New Planning Advice Notes For Scotland
Two new Planning Advice Notes (PANs) have recently been published in Scotland: Affordable Housing and Housing Land Audits (PAN 2/2010); and Community Engagement (PAN 3/2010).
PAN 2/2010 - Affordable Housing and Housing Land Audits, was published on 31 August 2010 and has been produced to supersede both PAN 74 – Affordable Housing (2005) and Annex A of SPP3 – Planning for Homes (2008). The PAN provides advice and information on the delivery of affordable housing as part of providing high quality, sustainable communities. It explains the role of local authorities, Registered Social Landlords and developers in planning for and delivering a range of affordable housing types and tenures to meet identified need. The Advice Note encourages a flexible approach with regard to providing a range of tenures, the percentage of affordable units identified in development plan policy (SPP sets a benchmark of 25% of total units, although an alternative figure can be used by LPAs if fully justified), provision on alternative sites and, in some cases, the use of a commuted sum. There is an enhanced recognition in the PAN that the private sector require both a flexibility in the forms of delivery of affordable housing as well as a certainty of the required provision stated through development plan policies.
The PAN stresses that affordable housing should ideally be integrated into the proposed development, such as by provision of a portion of low cost housing or the transfer of a portion of the site to be developed by an Rented Social Landlord or local authority. However, it also advises that a commuted sum (for off-site provision) is a matter for negotiation between the developer and the local authority, having regard to development costs, other contributions that are being sought, and other relevant factors such as layout and design. This advice encourages flexibility and local solutions in delivering affordable housing consistent with the approach taken on a range of other issues, such as agreement on sums required for infrastructure, and more widely the Concordat with local government.
The PAN also sets out advice on good practice in the preparation of housing land audits. This includes an up-to-date definition of how to assess the ‘effectiveness’ of sites, detail on how to realistically ‘program’ sites, the treatment of ‘non-effective sites’ and how to consider other categories of site.

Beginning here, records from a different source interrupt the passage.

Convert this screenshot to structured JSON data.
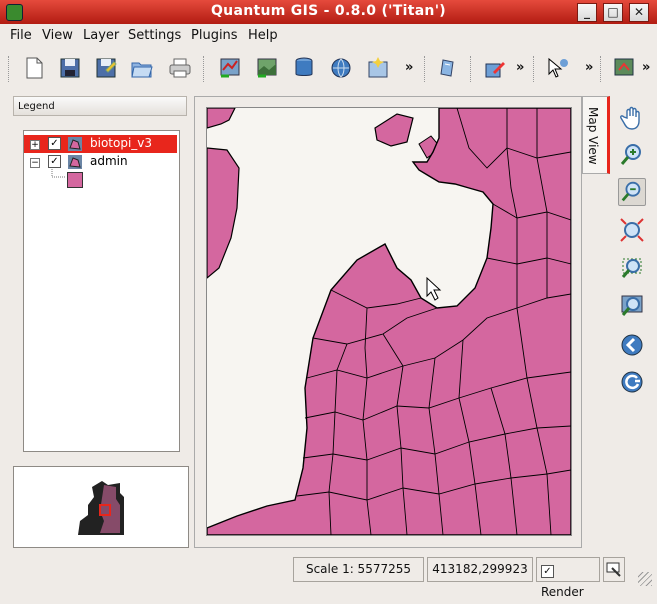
{
  "window": {
    "title": "Quantum GIS - 0.8.0 ('Titan')",
    "controls": [
      "_",
      "□",
      "✕"
    ]
  },
  "menu": [
    "File",
    "View",
    "Layer",
    "Settings",
    "Plugins",
    "Help"
  ],
  "toolbar": {
    "overflow": "»",
    "icons": [
      "new-project-icon",
      "save-project-icon",
      "save-as-icon",
      "open-project-icon",
      "print-icon",
      "add-vector-icon",
      "add-raster-icon",
      "add-postgis-icon",
      "add-wms-icon",
      "new-layer-icon",
      "identify-icon",
      "edit-icon",
      "select-icon",
      "capture-icon"
    ]
  },
  "legend": {
    "title": "Legend",
    "layers": [
      {
        "name": "biotopi_v3",
        "checked": true,
        "expand": "+",
        "selected": true
      },
      {
        "name": "admin",
        "checked": true,
        "expand": "−",
        "selected": false
      }
    ],
    "symbol_color": "#d4679f"
  },
  "map": {
    "tab_label": "Map View",
    "fill": "#d4679f",
    "water": "#f7f5f1"
  },
  "status": {
    "scale": "Scale 1: 5577255",
    "coords": "413182,299923",
    "render_label": "Render",
    "render_checked": true
  }
}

PAN 3/2010 – Community Engagement, was also published on 31 August 2010 and supersedes PAN 81 of the same name (published 2007). This PAN emphasises that a key aim of the Planning etc (Scotland) Act 2006 and associated secondary legislation was to provide enhanced opportunities for people to get involved in the planning system, as also set out in SPP. The stated aim of this PAN is to provide further advice to communities on how they can get involved and advise planning authorities and developers on ways of effectively engaging with communities on planning matters.
Details are given on local authority practices for engagement, such as weekly planning lists, e-planning, neighbour notification requirements and consultation with community councils. The PAN also links directly with the National Standards for Community Engagement, which set out best practice principles for the way councils and other public bodies should engage with communities. Advice on the consideration and implementation of the following Standards headings are detailed in the PAN: Involvement; Support; Planning; Methods; Working Together; Sharing Information; Working with Others; Improvement; Feedback; and Monitoring and Evaluation. A benchmarking tool called SP=EED (Scottish Planning equals Effective Engagement and Delivery), as produced by Planning Aid for Scotland, is also highlighted.